Staff and patients marked Salisbury District Hospital’s historical links with the US military on the 70th anniversary of the D-Day landings with a ceremony on the Green in the presence of Colonel Christopher D. Reed the Senior Liaison Officer for the US Army Training and Doctrine Command.
Representatives from the Salisbury branch of the Royal British Legion provided standard bearers. The hospital honoured all servicemen and women who played their part in the liberation of Europe and reflected on all those who were involved in providing care and treatment through prayer by hospital chaplains Kim Stephens and Frances Canham.
Colonel Reed reflected on the significant contribution both US and British servicemen played during this key stage in the Second World War and the important link that continues between the two countries, which was reflected in the hospital and the ceremony itself. Both US and British national anthems were played and the US flag raised to mark the occasion.

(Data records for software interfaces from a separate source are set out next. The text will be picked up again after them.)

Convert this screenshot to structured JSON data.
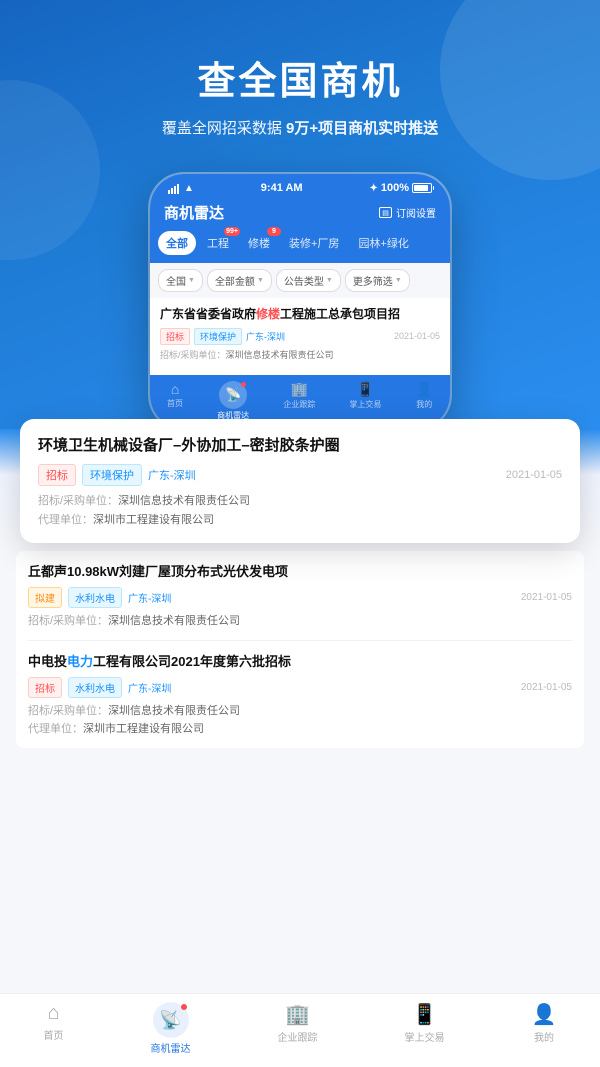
{
  "hero": {
    "title": "查全国商机",
    "subtitle_prefix": "覆盖全网招采数据",
    "subtitle_highlight": " 9万+项目商机实时推送"
  },
  "phone": {
    "status_bar": {
      "time": "9:41 AM",
      "battery_percent": "100%"
    },
    "app_title": "商机雷达",
    "subscribe_label": "订阅设置",
    "categories": [
      {
        "label": "全部",
        "active": true,
        "badge": null
      },
      {
        "label": "工程",
        "active": false,
        "badge": "99+"
      },
      {
        "label": "修楼",
        "active": false,
        "badge": "9"
      },
      {
        "label": "装修+厂房",
        "active": false,
        "badge": null
      },
      {
        "label": "园林+绿化",
        "active": false,
        "badge": null
      }
    ],
    "filters": [
      {
        "label": "全国"
      },
      {
        "label": "全部金额"
      },
      {
        "label": "公告类型"
      },
      {
        "label": "更多筛选"
      }
    ],
    "first_card": {
      "title_prefix": "广东省省委省政府",
      "title_red": "修楼",
      "title_suffix": "工程施工总承包项目招",
      "tags": [
        "招标",
        "环境保护"
      ],
      "location": "广东-深圳",
      "date": "2021-01-05",
      "info": "招标/采购单位：深圳信息技术有限责任公司"
    }
  },
  "popup_card": {
    "title": "环境卫生机械设备厂–外协加工–密封胶条护圈",
    "tags": [
      "招标",
      "环境保护"
    ],
    "location": "广东-深圳",
    "date": "2021-01-05",
    "info1": "招标/采购单位：深圳信息技术有限责任公司",
    "info2": "代理单位：深圳市工程建设有限公司"
  },
  "cards": [
    {
      "title_prefix": "丘都声10.98kW刘建厂屋顶分布式光伏发电项",
      "title_red": "",
      "tags_type": [
        "拟建"
      ],
      "tags_blue": [
        "水利水电"
      ],
      "location": "广东-深圳",
      "date": "2021-01-05",
      "info1": "招标/采购单位：深圳信息技术有限责任公司",
      "info2": null
    },
    {
      "title_prefix": "中电投",
      "title_red": "电力",
      "title_suffix": "工程有限公司2021年度第六批招标",
      "tags_type": [
        "招标"
      ],
      "tags_blue": [
        "水利水电"
      ],
      "location": "广东-深圳",
      "date": "2021-01-05",
      "info1": "招标/采购单位：深圳信息技术有限责任公司",
      "info2": "代理单位：深圳市工程建设有限公司"
    }
  ],
  "bottom_nav": [
    {
      "label": "首页",
      "icon": "⌂",
      "active": false
    },
    {
      "label": "商机雷达",
      "icon": "📡",
      "active": true
    },
    {
      "label": "企业跟踪",
      "icon": "🏢",
      "active": false
    },
    {
      "label": "掌上交易",
      "icon": "📱",
      "active": false
    },
    {
      "label": "我的",
      "icon": "👤",
      "active": false
    }
  ]
}
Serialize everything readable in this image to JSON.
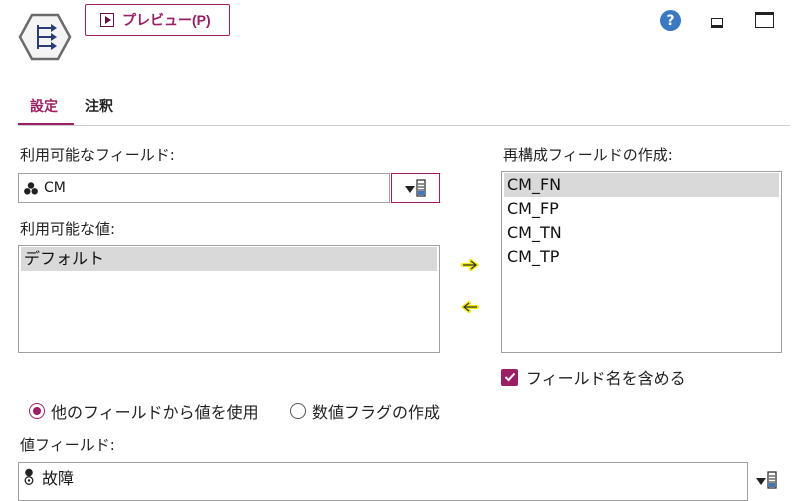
{
  "header": {
    "node_icon": "restructure-node-icon",
    "preview_label": "プレビュー(P)",
    "help_glyph": "?"
  },
  "tabs": [
    {
      "label": "設定",
      "active": true
    },
    {
      "label": "注釈",
      "active": false
    }
  ],
  "available_fields": {
    "label": "利用可能なフィールド:",
    "value": "CM",
    "icon": "nominal-field-icon"
  },
  "available_values": {
    "label": "利用可能な値:",
    "items": [
      {
        "text": "デフォルト",
        "selected": true
      }
    ]
  },
  "generated_fields": {
    "label": "再構成フィールドの作成:",
    "items": [
      {
        "text": "CM_FN",
        "selected": true
      },
      {
        "text": "CM_FP",
        "selected": false
      },
      {
        "text": "CM_TN",
        "selected": false
      },
      {
        "text": "CM_TP",
        "selected": false
      }
    ]
  },
  "include_field_name": {
    "label": "フィールド名を含める",
    "checked": true
  },
  "mode": {
    "options": [
      {
        "label": "他のフィールドから値を使用",
        "selected": true
      },
      {
        "label": "数値フラグの作成",
        "selected": false
      }
    ]
  },
  "value_field": {
    "label": "値フィールド:",
    "value": "故障",
    "icon": "flag-field-icon"
  },
  "colors": {
    "accent": "#9c1e64",
    "help": "#3a78c3",
    "selection": "#d9d9d9",
    "arrow_highlight": "#f5e800"
  }
}
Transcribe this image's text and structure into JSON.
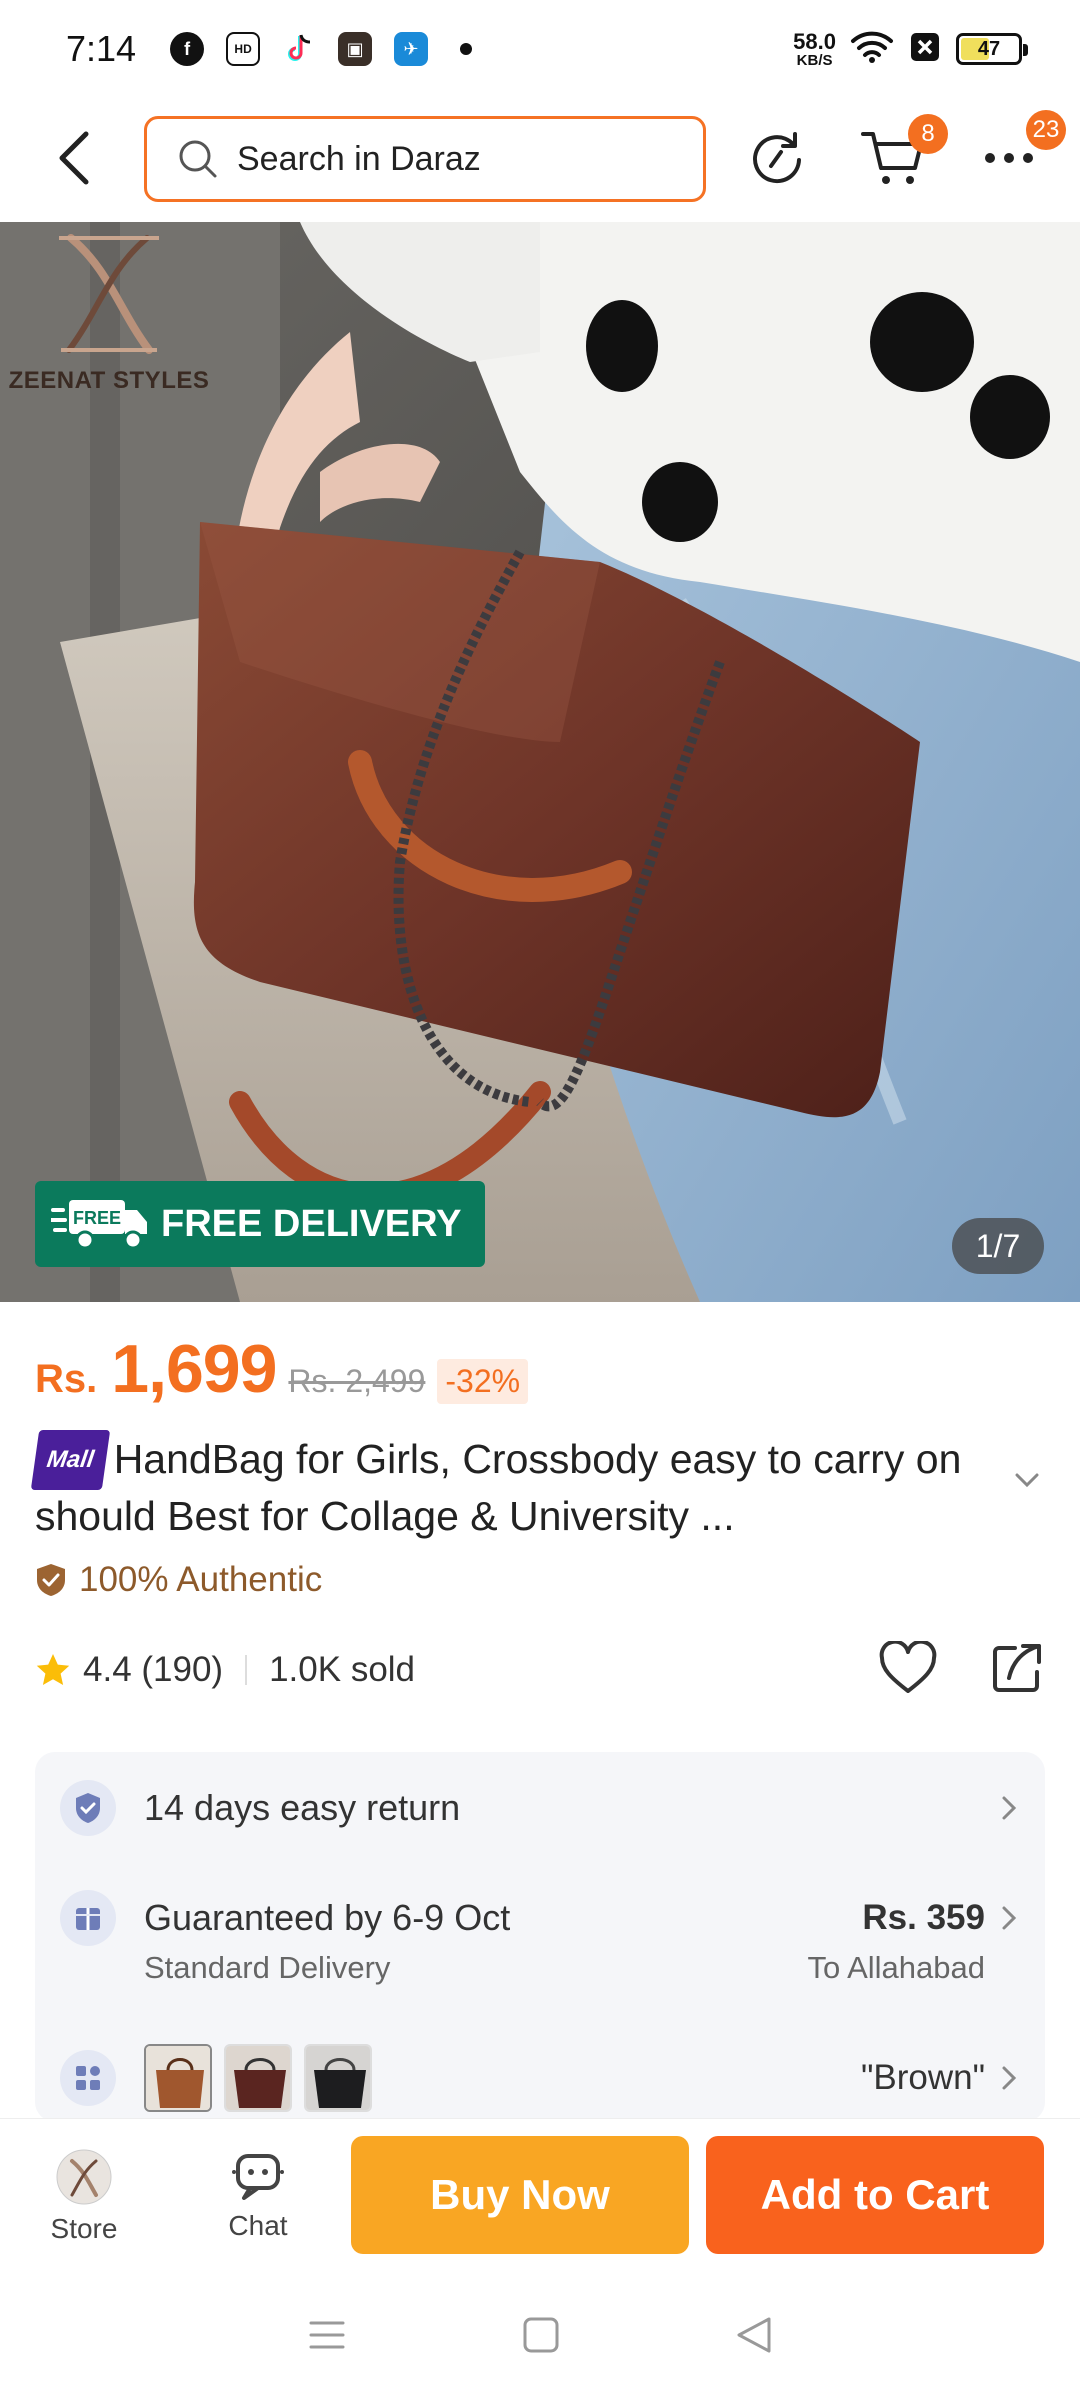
{
  "status_bar": {
    "time": "7:14",
    "net_speed_value": "58.0",
    "net_speed_unit": "KB/S",
    "battery": "47"
  },
  "header": {
    "search_placeholder": "Search in Daraz",
    "cart_badge": "8",
    "more_badge": "23"
  },
  "product_image": {
    "brand_name": "ZEENAT STYLES",
    "free_delivery_icon_text": "FREE",
    "free_delivery_label": "FREE DELIVERY",
    "counter": "1/7"
  },
  "price": {
    "currency": "Rs.",
    "current": "1,699",
    "original": "Rs. 2,499",
    "discount": "-32%"
  },
  "product": {
    "mall_badge": "Mall",
    "title": "HandBag for Girls, Crossbody easy to carry on should Best for Collage & University ...",
    "authentic": "100% Authentic",
    "rating": "4.4 (190)",
    "sold": "1.0K sold"
  },
  "info_card": {
    "return_text": "14 days easy return",
    "delivery_main": "Guaranteed by 6-9 Oct",
    "delivery_sub": "Standard Delivery",
    "delivery_price": "Rs. 359",
    "delivery_location": "To Allahabad",
    "variant_selected": "\"Brown\""
  },
  "action_bar": {
    "store_label": "Store",
    "chat_label": "Chat",
    "buy_now": "Buy Now",
    "add_to_cart": "Add to Cart"
  },
  "colors": {
    "accent": "#f36f20",
    "buy_now": "#f9a623",
    "add_to_cart": "#f9621d",
    "free_delivery": "#0b7a5c",
    "mall": "#4a1f9a"
  }
}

Dr Nick Marsden, Chairman at Salisbury District Hospital said: “This was such a mememorable occasion and a fitting way to mark both the 70th anniversary of the D-Day landings and our historic links with the US military. We are enormously grateful to the Royal British Legion for all their support and honoured that Colonel Reed was able to join us for this significant moment in our own history.”
Dr Marsden added: “While this year marks 21 years since the new Salisbury District Hospital was built, the provision of healthcare on this site goes back much further. Odstock Hospital was originally built by the American Military Services to receive casualties from the D-Day landings and, in acknowledging our links with U.S. services, we have continued to raise the American flag on The Green at the hospital to mark key dates in the American calendar.”
The initial hospital on the site was built in 1942 by the US Army to support the Salisbury General Infirmary in receiving casualties from the D-Day landings in 1944. On December 12, the 5th General Hospital transferred the hospital structures, together with 361 remaining patients to a new location in Salisbury (the current site), where it was known as the 158 General Hospital, US Army. While some of the buildings were brick built, many were Nissen huts. Originally planned to take 600 beds, it was expanded to 1,000 beds.
At the end of the war the hospital was handed over to the NHS and since then health services and facilities on this site have been expanded and improved over time to become the modern NHS hospital that it is today.
This year marks the 21st anniversary of Salisbury District Hospital. The hospital has been holding a number of events for staff, patients and visitors to showcase the work of NHS staff and celebrate the achievements that have taken place over the years.
Gracious God, We thank you for the combined endeavours of our Nation and of our Friends and Allies in the service of humanity and the cause of freedom. We honour the dedication, skill and compassion of the doctors, nurses and other health care professionals who served in this hospital during Operation Overlord and its aftermath. We remember all who were cared for, those who recovered and those who died. We pray for those who continue to suffer as a result of war. Inspire us to seek peace between peoples and for the healing of the nations. Amen
Salisbury NHS Foundation Trust
Tel: 01722 425170